Articles - No tickets but at least Brits escape an Olympic debt

News this week that many Brits haven't got the tickets they wanted out of the Olympic lottery may have a silver lining says

 The average person was expected to be shelling out £1,250 on tickets[1] which could have left unwary credit card users still paying for their Olympic dreams 20 years later:

  •   Olympic debt: Brits putting £1,250 of tickets on a credit card and only making the minimum payments could still be paying for their Olympic dreams in 2032[2] - 20 years after the games are done and dusted
  •   Racking up debt: the most expensive ticket, which costs £2,012, could rack up nearly £500 of interest before the Olympics even take place[3]
  •   Inflating the cost: the average person was expected to be spending £1,250 on tickets - minimum payments on a credit card would more than double this to £2,961[2]
  •   Silver lining: disappointed Brits who have only been allocated a quarter of the tickets they wanted could be debt free 12 years sooner[4] as a result.

 The Olympic dream may have become a nightmare for the thousands of Brits whose gamble on tickets didn't pay off, but unwary credit card users may have escaped 20 years of debt warns, the independent price comparison and switching service.

 Brits were expected to be spending an average of £1,250 on Olympic tickets[1], with many putting the cost on a credit card. But if they only make the minimum monthly payment, they could still be paying for their tickets long after the last medal has been awarded. In fact it could take over 20 years to clear their ‘Olympic debt' with the final payment coming in October 2032[2].

 To add insult to injury, interest added to the debt could see the cost of their tickets soar from £1,250 to £2,961 - more than double the original cost. Even by the time the opening ceremony kicks off, consumers could have racked up £323 of interest by paying for tickets on their credit card[2].

 However, if disappointed Brits are only allocated a quarter of the tickets they wanted, it would cost just £312[4]. Put on a credit card this debt would take 8 years to pay back with minimum payments and would have accrued £758 of interest by the time it was cleared. In fact, by the time the Olympics start, they will have only racked up £80 of interest[4] instead of the £323 that they could have racked up if they'd been allocated £1,250 worth of tickets instead[2].

 The most expensive ticket, to the closing ceremony, comes in at £2,012. If this is put onto a credit card, the ticket holder could rack up nearly £500 of interest before they even go to the event. And if this debt was only cleared through minimum payments, this ticket would end up costing a staggering £4,884 by the time it was paid for in 2032[3].

 With unsold tickets now expected to go on sale later this year, savvy consumers are being urged to look at making the most of a 0% on purchases credit card deal to spread the cost without racking up an Olympic amount of interest.

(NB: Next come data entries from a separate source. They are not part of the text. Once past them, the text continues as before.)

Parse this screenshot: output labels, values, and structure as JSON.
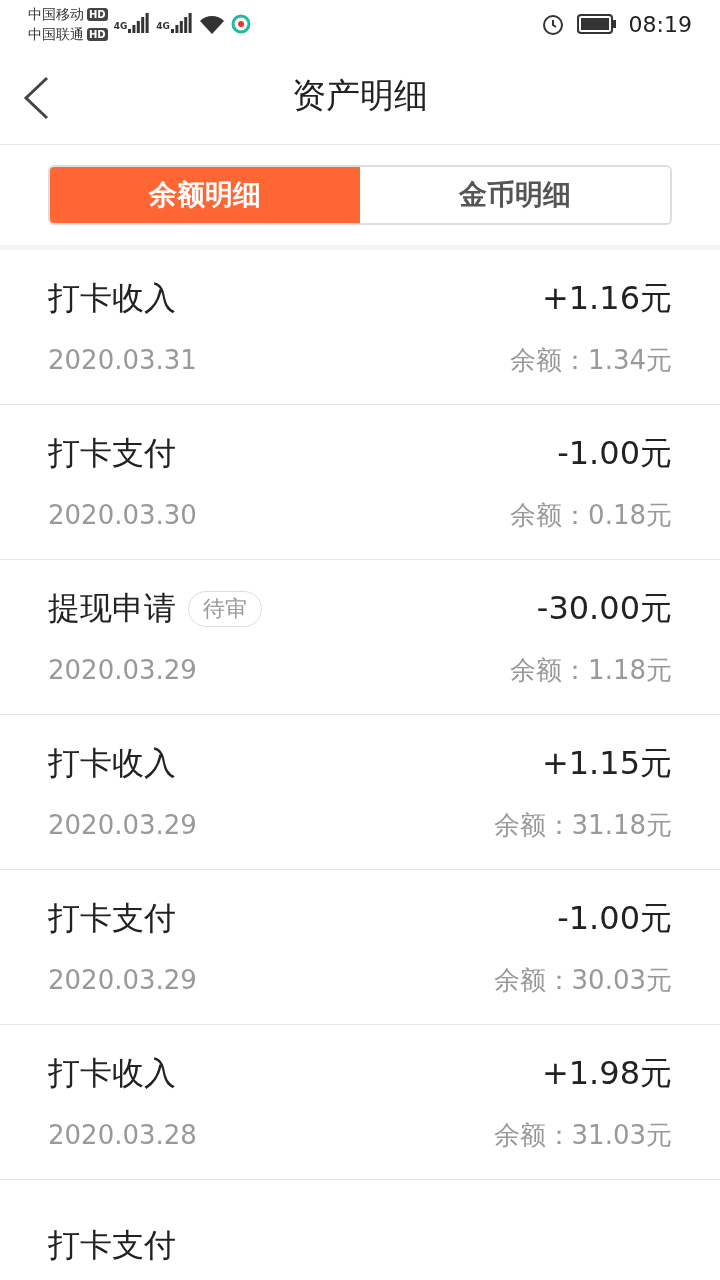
{
  "status_bar": {
    "carriers": [
      {
        "name": "中国移动",
        "badge": "HD"
      },
      {
        "name": "中国联通",
        "badge": "HD"
      }
    ],
    "network_labels": [
      "4G",
      "4G"
    ],
    "time": "08:19"
  },
  "header": {
    "title": "资产明细"
  },
  "tabs": [
    {
      "label": "余额明细",
      "selected": true
    },
    {
      "label": "金币明细",
      "selected": false
    }
  ],
  "records": [
    {
      "title": "打卡收入",
      "amount": "+1.16元",
      "date": "2020.03.31",
      "balance": "余额：1.34元"
    },
    {
      "title": "打卡支付",
      "amount": "-1.00元",
      "date": "2020.03.30",
      "balance": "余额：0.18元"
    },
    {
      "title": "提现申请",
      "tag": "待审",
      "amount": "-30.00元",
      "date": "2020.03.29",
      "balance": "余额：1.18元"
    },
    {
      "title": "打卡收入",
      "amount": "+1.15元",
      "date": "2020.03.29",
      "balance": "余额：31.18元"
    },
    {
      "title": "打卡支付",
      "amount": "-1.00元",
      "date": "2020.03.29",
      "balance": "余额：30.03元"
    },
    {
      "title": "打卡收入",
      "amount": "+1.98元",
      "date": "2020.03.28",
      "balance": "余额：31.03元"
    },
    {
      "title": "打卡支付"
    }
  ]
}
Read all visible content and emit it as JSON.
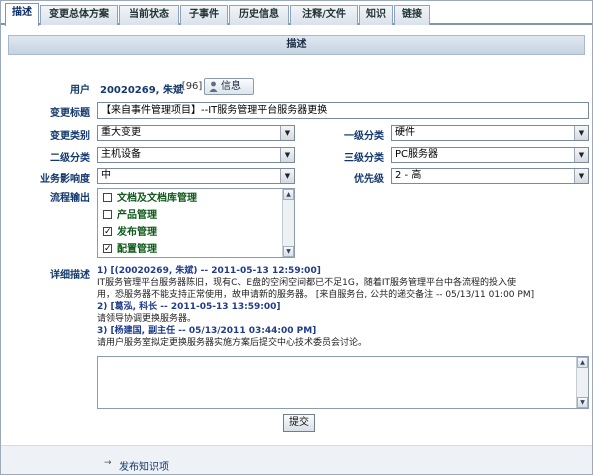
{
  "tabs": [
    "描述",
    "变更总体方案",
    "当前状态",
    "子事件",
    "历史信息",
    "注释/文件",
    "知识",
    "链接"
  ],
  "section_title": "描述",
  "user": {
    "label": "用户",
    "value": "20020269, 朱斌",
    "extra": "- [96]",
    "info_button": "信息"
  },
  "title": {
    "label": "变更标题",
    "value": "【来自事件管理项目】--IT服务管理平台服务器更换"
  },
  "change_type": {
    "label": "变更类别",
    "value": "重大变更"
  },
  "cat1": {
    "label": "一级分类",
    "value": "硬件"
  },
  "cat2": {
    "label": "二级分类",
    "value": "主机设备"
  },
  "cat3": {
    "label": "三级分类",
    "value": "PC服务器"
  },
  "impact": {
    "label": "业务影响度",
    "value": "中"
  },
  "priority": {
    "label": "优先级",
    "value": "2 - 高"
  },
  "flow": {
    "label": "流程输出",
    "items": [
      {
        "text": "文档及文档库管理",
        "checked": false
      },
      {
        "text": "产品管理",
        "checked": false
      },
      {
        "text": "发布管理",
        "checked": true
      },
      {
        "text": "配置管理",
        "checked": true
      }
    ]
  },
  "details": {
    "label": "详细描述",
    "h1": "1) [(20020269, 朱斌) -- 2011-05-13 12:59:00]",
    "b1a": "IT服务管理平台服务器陈旧，现有C、E盘的空闲空间都已不足1G，随着IT服务管理平台中各流程的投入使",
    "b1b": "用，恐服务器不能支持正常使用，故申请新的服务器。 [来自服务台, 公共的递交备注 -- 05/13/11 01:00 PM]",
    "h2": "2) [葛泓, 科长 -- 2011-05-13 13:59:00]",
    "b2": "请领导协调更换服务器。",
    "h3": "3) [杨建国, 副主任 -- 05/13/2011 03:44:00 PM]",
    "b3": "请用户服务室拟定更换服务器实施方案后提交中心技术委员会讨论。"
  },
  "submit_label": "提交",
  "publish_link": "发布知识项"
}
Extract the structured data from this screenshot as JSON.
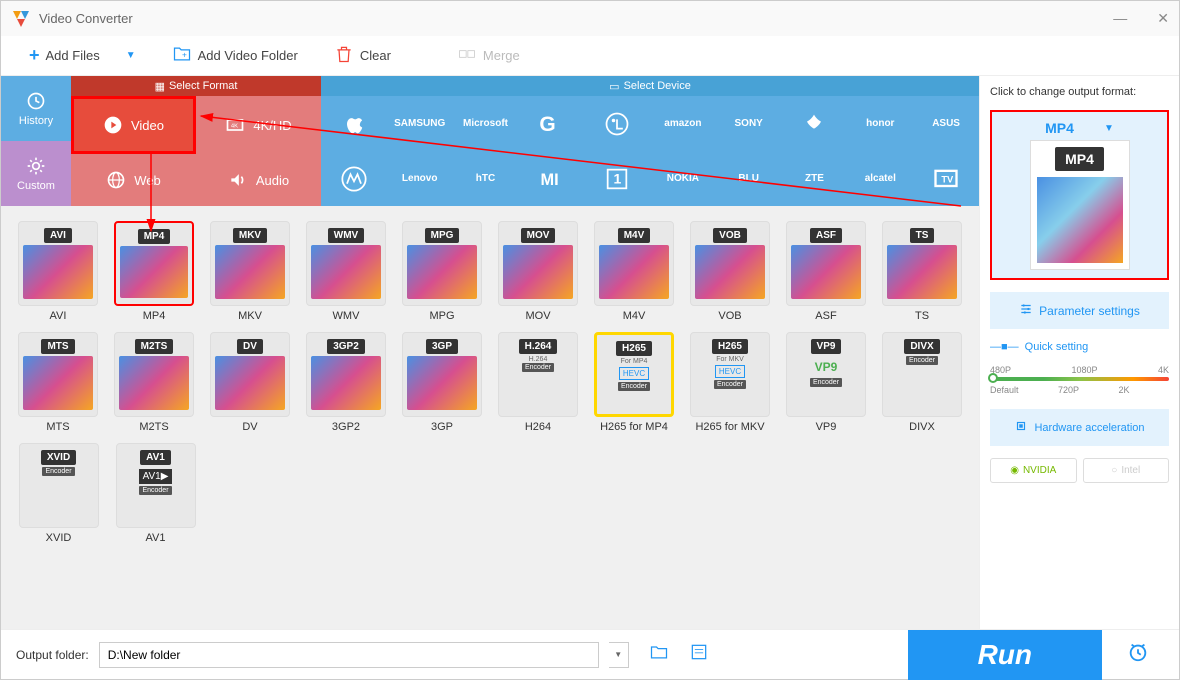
{
  "title": "Video Converter",
  "toolbar": {
    "add_files": "Add Files",
    "add_folder": "Add Video Folder",
    "clear": "Clear",
    "merge": "Merge"
  },
  "sidetabs": {
    "history": "History",
    "custom": "Custom"
  },
  "format_header": "Select Format",
  "device_header": "Select Device",
  "format_cats": {
    "video": "Video",
    "hd": "4K/HD",
    "web": "Web",
    "audio": "Audio"
  },
  "brands": [
    "Apple",
    "SAMSUNG",
    "Microsoft",
    "Google",
    "LG",
    "amazon",
    "SONY",
    "HUAWEI",
    "honor",
    "ASUS",
    "Motorola",
    "Lenovo",
    "hTC",
    "Xiaomi",
    "OnePlus",
    "NOKIA",
    "BLU",
    "ZTE",
    "alcatel",
    "TV"
  ],
  "formats_r1": [
    {
      "badge": "AVI",
      "label": "AVI"
    },
    {
      "badge": "MP4",
      "label": "MP4",
      "selected": true
    },
    {
      "badge": "MKV",
      "label": "MKV"
    },
    {
      "badge": "WMV",
      "label": "WMV"
    },
    {
      "badge": "MPG",
      "label": "MPG"
    },
    {
      "badge": "MOV",
      "label": "MOV"
    },
    {
      "badge": "M4V",
      "label": "M4V"
    },
    {
      "badge": "VOB",
      "label": "VOB"
    },
    {
      "badge": "ASF",
      "label": "ASF"
    },
    {
      "badge": "TS",
      "label": "TS"
    }
  ],
  "formats_r2": [
    {
      "badge": "MTS",
      "label": "MTS"
    },
    {
      "badge": "M2TS",
      "label": "M2TS"
    },
    {
      "badge": "DV",
      "label": "DV"
    },
    {
      "badge": "3GP2",
      "label": "3GP2"
    },
    {
      "badge": "3GP",
      "label": "3GP"
    },
    {
      "badge": "H.264",
      "label": "H264",
      "sub": "H.264",
      "enc": "Encoder"
    },
    {
      "badge": "H265",
      "label": "H265 for MP4",
      "sub": "For MP4",
      "hevc": "HEVC",
      "enc": "Encoder",
      "h265": true
    },
    {
      "badge": "H265",
      "label": "H265 for MKV",
      "sub": "For MKV",
      "hevc": "HEVC",
      "enc": "Encoder"
    },
    {
      "badge": "VP9",
      "label": "VP9",
      "vp9": "VP9",
      "enc": "Encoder"
    },
    {
      "badge": "DIVX",
      "label": "DIVX",
      "enc": "Encoder"
    }
  ],
  "formats_r3": [
    {
      "badge": "XVID",
      "label": "XVID",
      "enc": "Encoder"
    },
    {
      "badge": "AV1",
      "label": "AV1",
      "av1": "AV1",
      "enc": "Encoder"
    }
  ],
  "right": {
    "hint": "Click to change output format:",
    "format": "MP4",
    "param": "Parameter settings",
    "quick": "Quick setting",
    "ticks_top": [
      "480P",
      "1080P",
      "4K"
    ],
    "ticks_bot": [
      "Default",
      "720P",
      "2K",
      ""
    ],
    "hw": "Hardware acceleration",
    "nvidia": "NVIDIA",
    "intel": "Intel"
  },
  "bottom": {
    "label": "Output folder:",
    "path": "D:\\New folder",
    "run": "Run"
  }
}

 Stefan Maryniak, personal finance expert at, says: "Brits may be really disappointed if they haven't been allocated the tickets they applied for, but for those who are paying on a credit card there is a real silver lining here. Making minimum payments on a credit card each month could turn clearing the cost of your tickets into a 20 year marathon rather than a sprint. By using credit cards in this way, once all the medals have been won consumers will still be lumbered with debt.

 "For those who have been lucky enough to get the tickets they wanted, it's important they keep their head especially if they've used their credit card. If they can, they should pay the debt in full. The alternative is getting a new credit card which offers 0% interest on balance transfers - this could help them to pace themselves. The Barclaycard Platinum card currently offers the longest 0% balance transfer period at 20 months[4]. If you transfer £1,250 onto this card, you can clear the debt by making monthly payments of £62.50 which are interest free. This could save over £300 in interest compared to paying the typical RAPR of 19.1% on a credit card over the same period[5].

 "People should always look to clear credit card debt as quickly as possible instead of drawing out the payments over the long term. A sprint finish to clear your balance will help to ensure that you're celebrating next summer instead of being stuck with an Olympic hangover."

Back to Index

Similar News to this Story

Will general election call shake up pensions policy agenda
With the Prime Minister calling for a summer election, LCP Partner David Fairs looks at how this could affect the pensions policy agenda. What does th
Risk Transfer do more insurers mean more capacity
Nikhil Patel takes an in-depth look at current trends in the risk transfer market, including the implications of record-breaking demand and how new en
Aiming for calm seas in our market reforms
The size and scale of the UK financial sector is worth reflecting on. It employs more than 2.5 million people and produced £278bn of economic output,

Site Search

Exact   Any  

Latest Actuarial Jobs

Actuarial Login

 Jobseeker    Client
Reminder Logon

APA Sponsors

Actuarial Jobs & News Feeds

Jobs RSS News RSS


Be the first to contribute to our definitive actuarial reference forum. Built by actuaries for actuaries.